Ten years ago today one of the UK’s manufacturing institutions was in the final throes of a long and painful death.
MG Rover’s disgraceful management may have pocketed tens of millions for themselves, but 6,500 loyal workers were about to find themselves unemployed as John Towers and his cohorts drove the last major car maker into the ground.
They left behind them a vast run down and contaminated plant in Longbridge, Birmingham. This was a miserable end for the UK motor industry, and for those thousands of workers. I reported on the demise of MG Rover for four years, covering every twist and turn, chasing the self-serving management to the end. When I gave evidence against them to MPs and a government inquiry into the collapse, I took care not only to emphasise the money-grabbing nature of the management, known as the Phoenix Four, but also to make clear the devastation they had left behind.
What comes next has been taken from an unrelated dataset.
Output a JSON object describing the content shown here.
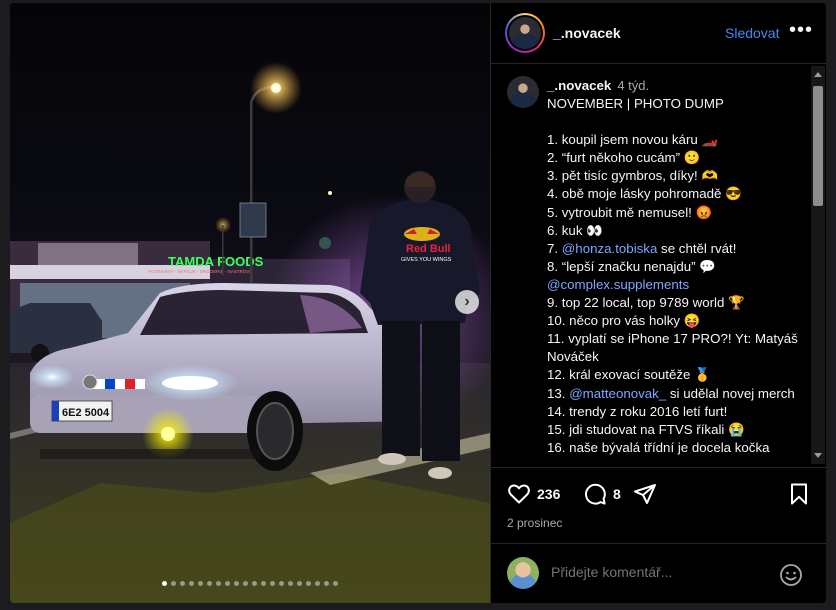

Longbridge was a crumbling wreck. It appeared as if the Lancaster bombers that were made there during the second world war had returned and dropped their load.
Step in St Modwen, the regeneration company. Last year I took a tour of the site, and saw for myself what St Modwen had achieved. The group has created a brand spanking new town centre, with smart offices, big retail such as Sainsbury and Marks & Spencer, a Premier Inn hotel, restaurants and delis. And with much more to come, Longbridge a decade on will complete a transformation many would have thought impossible a decade ago. St Modwen should be congratulated on that.
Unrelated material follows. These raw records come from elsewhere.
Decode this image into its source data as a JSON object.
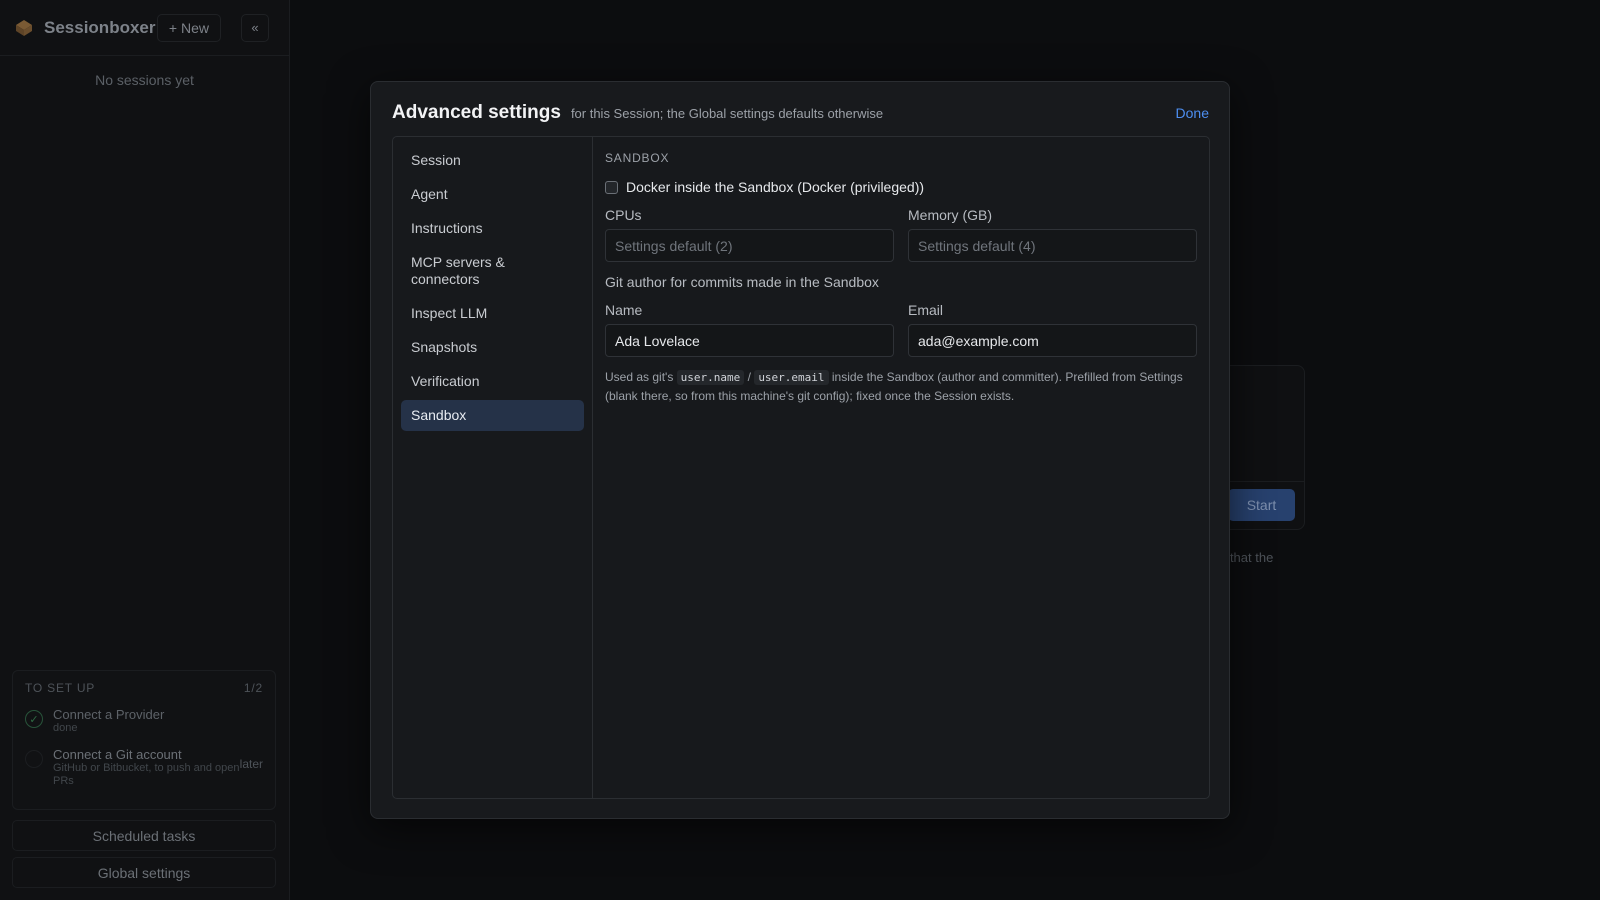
{
  "sidebar": {
    "app_title": "Sessionboxer",
    "new_label": "+ New",
    "collapse_label": "«",
    "empty_text": "No sessions yet",
    "setup": {
      "heading": "TO SET UP",
      "progress": "1/2",
      "items": [
        {
          "title": "Connect a Provider",
          "subtitle": "done",
          "status": "done"
        },
        {
          "title": "Connect a Git account",
          "subtitle": "GitHub or Bitbucket, to push and open PRs",
          "action": "later"
        }
      ]
    },
    "scheduled_tasks_label": "Scheduled tasks",
    "global_settings_label": "Global settings"
  },
  "background": {
    "start_label": "Start",
    "partial_text": ") that the"
  },
  "modal": {
    "title": "Advanced settings",
    "subtitle": "for this Session; the Global settings defaults otherwise",
    "done_label": "Done",
    "nav": [
      {
        "label": "Session"
      },
      {
        "label": "Agent"
      },
      {
        "label": "Instructions"
      },
      {
        "label": "MCP servers & connectors"
      },
      {
        "label": "Inspect LLM"
      },
      {
        "label": "Snapshots"
      },
      {
        "label": "Verification"
      },
      {
        "label": "Sandbox",
        "active": true
      }
    ],
    "sandbox": {
      "section_label": "SANDBOX",
      "docker_label": "Docker inside the Sandbox (Docker (privileged))",
      "docker_checked": false,
      "cpus_label": "CPUs",
      "cpus_placeholder": "Settings default (2)",
      "memory_label": "Memory (GB)",
      "memory_placeholder": "Settings default (4)",
      "git_author_label": "Git author for commits made in the Sandbox",
      "name_label": "Name",
      "name_value": "Ada Lovelace",
      "email_label": "Email",
      "email_value": "ada@example.com",
      "help_prefix": "Used as git's",
      "help_code_1": "user.name",
      "help_sep": "/",
      "help_code_2": "user.email",
      "help_suffix": "inside the Sandbox (author and committer). Prefilled from Settings (blank there, so from this machine's git config); fixed once the Session exists."
    }
  },
  "colors": {
    "accent": "#4d8ef0",
    "active_nav_bg": "#253248",
    "modal_bg": "#181a1d",
    "page_bg": "#0c0d0f"
  }
}
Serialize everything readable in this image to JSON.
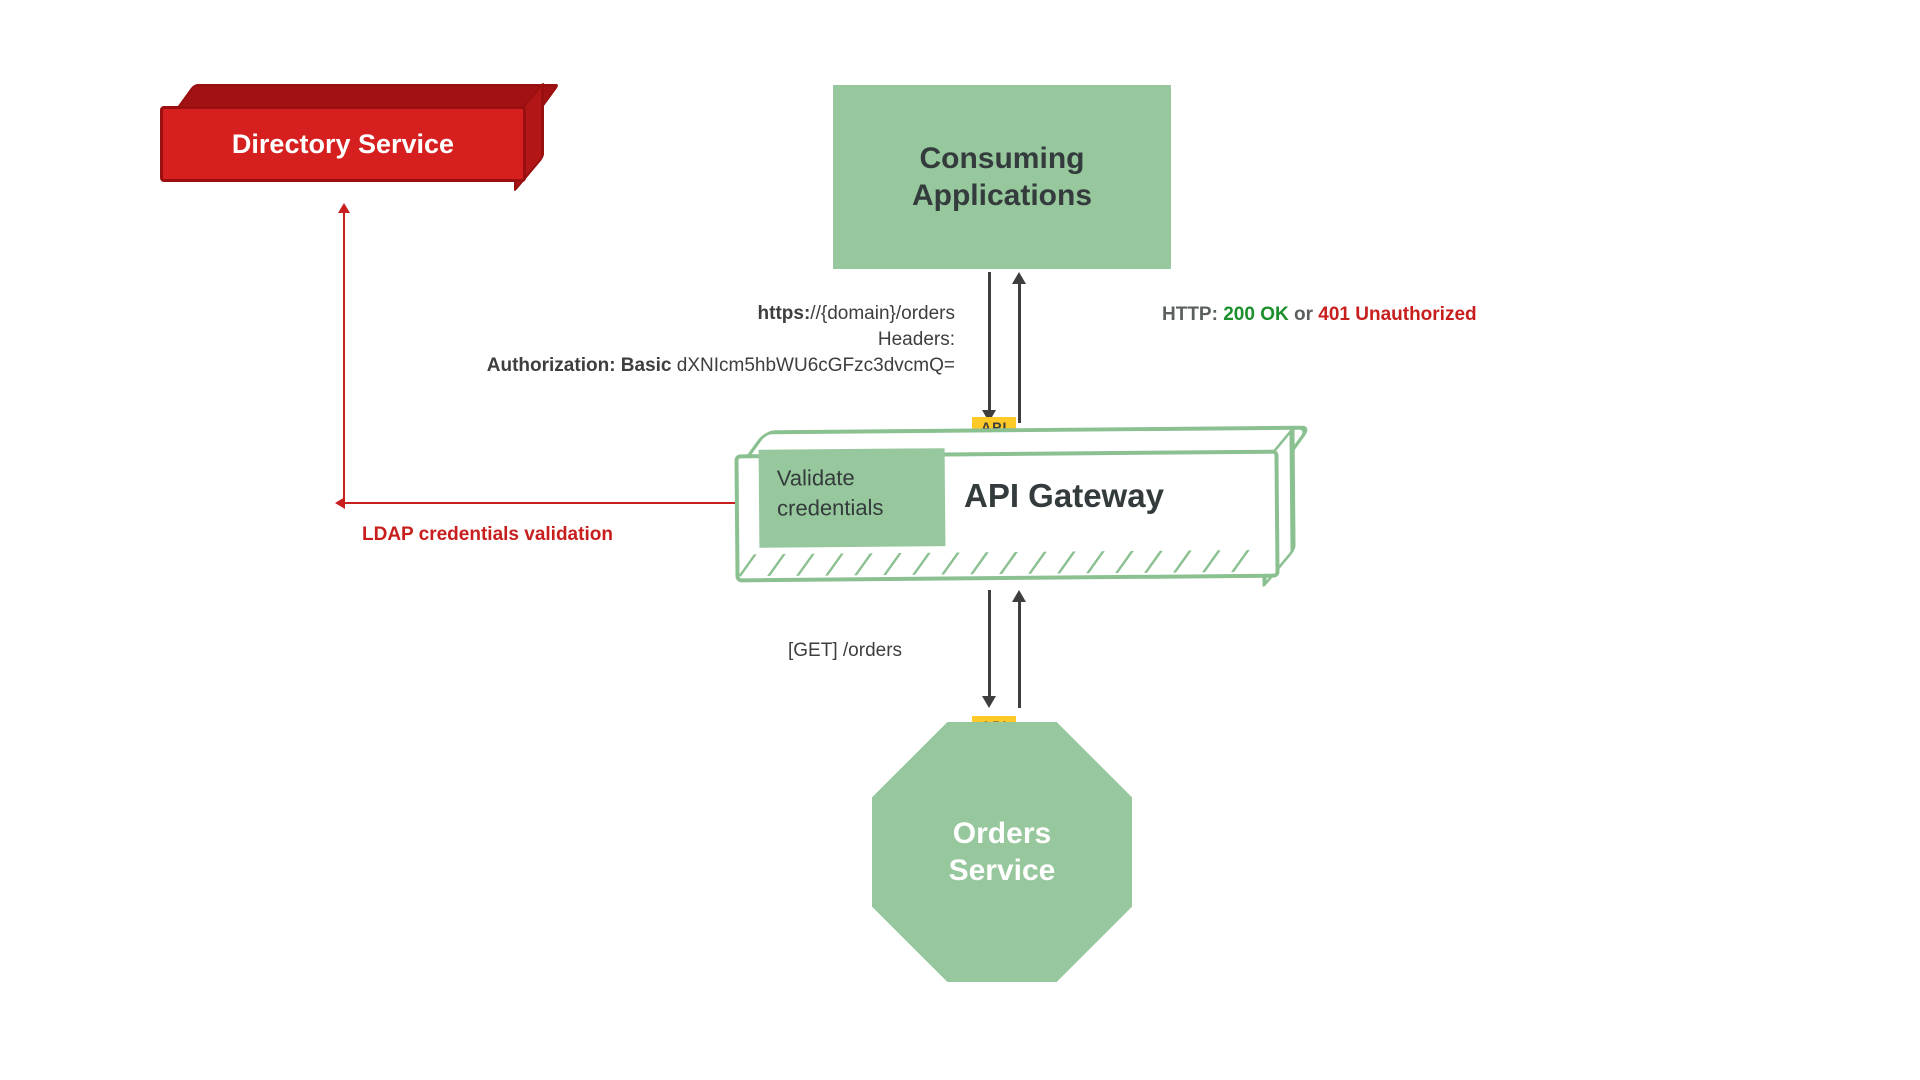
{
  "nodes": {
    "directory_service": "Directory Service",
    "consuming_apps_l1": "Consuming",
    "consuming_apps_l2": "Applications",
    "api_gateway": "API Gateway",
    "validate_l1": "Validate",
    "validate_l2": "credentials",
    "orders_l1": "Orders",
    "orders_l2": "Service"
  },
  "badges": {
    "api": "API"
  },
  "labels": {
    "ldap": "LDAP credentials validation",
    "https_prefix": "https:",
    "https_rest": "//{domain}/orders",
    "headers": "Headers:",
    "auth_prefix": "Authorization: Basic ",
    "auth_value": "dXNIcm5hbWU6cGFzc3dvcmQ=",
    "get_orders": "[GET] /orders",
    "http_prefix": "HTTP: ",
    "ok": "200 OK",
    "or": " or ",
    "unauth": "401 Unauthorized"
  }
}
It should also be patted on the back for a stellar set of results this morning, which produced record profits of £138.1m. Under the stewardship of long-time boss Bill Oliver, St Modwen has become the UK’s leading regeneration company and we’re about to see the expertise it showed at Longbridge brought to transform one of London’s biggest schemes at Nine Elms, next door to Battersea.
However, I can’t help feel the markets don’t see St Modwen like I do. The group smashed analyst forecasts this morning, but its success hasn’t been the focus of property watchers. Had Land Securities or British Land produced a 68% rise in profits I suspect we’d be reading novel length fawning analyst notes.
For me it’s about time the market stood up and took a great deal more notice of St Modwen. In recent years it hasn’t failed to impress and I suspect there’s more similarly successful years ahead.
C’mon, it’s time St Modwen got the credit it deserves.